Entries from a dataset of interfaces

»»

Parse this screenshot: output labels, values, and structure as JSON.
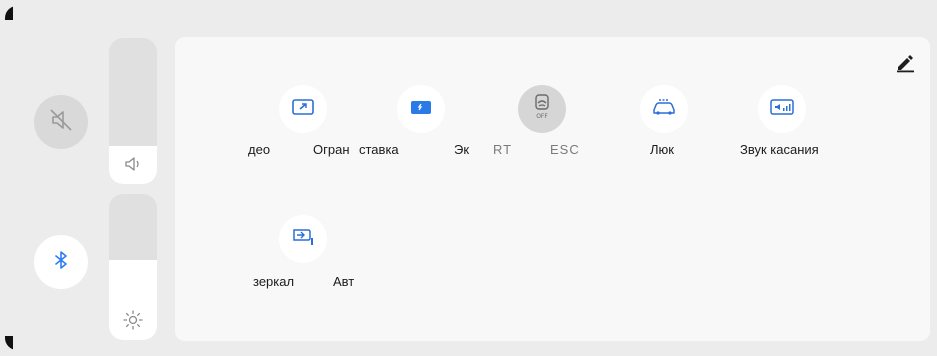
{
  "left": {
    "mute_icon": "speaker-muted-icon",
    "bluetooth_icon": "bluetooth-icon",
    "volume_icon": "speaker-icon",
    "brightness_icon": "sun-icon",
    "volume_level": 0.26,
    "brightness_level": 0.55
  },
  "panel": {
    "edit_icon": "pencil-icon",
    "tiles": [
      {
        "label": "део",
        "icon": "screen-cast-icon"
      },
      {
        "label": "Огран",
        "icon": ""
      },
      {
        "label": "ставка",
        "icon": "screensaver-icon"
      },
      {
        "label": "Эк",
        "icon": ""
      },
      {
        "label": "RT",
        "icon": ""
      },
      {
        "label": "ESC",
        "icon": "esc-off-icon"
      },
      {
        "label": "Люк",
        "icon": "sunroof-icon"
      },
      {
        "label": "Звук касания",
        "icon": "touch-sound-icon"
      },
      {
        "label": "зеркал",
        "icon": "mirror-icon"
      },
      {
        "label": "Авт",
        "icon": ""
      }
    ],
    "esc_off_text": "OFF"
  }
}
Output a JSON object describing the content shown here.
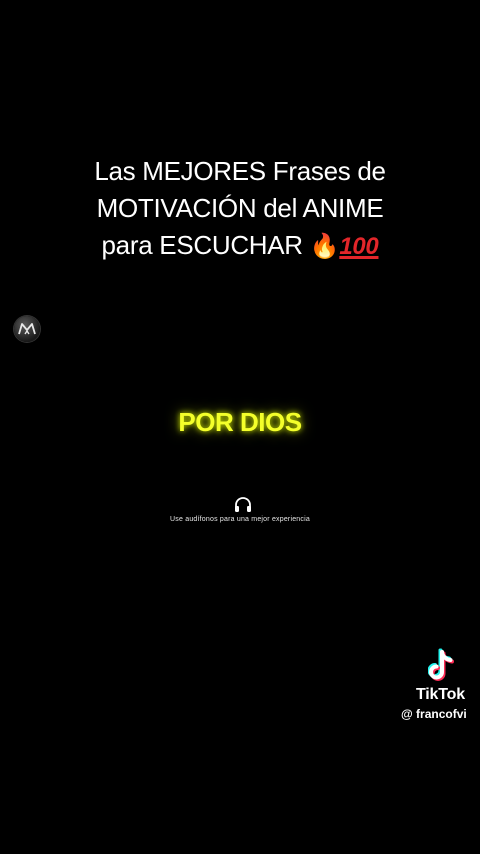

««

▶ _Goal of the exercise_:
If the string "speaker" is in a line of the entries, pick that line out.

▶ _Result for this exercise_:
    "mute_icon": "speaker-muted-icon",
    "volume_icon": "speaker-icon",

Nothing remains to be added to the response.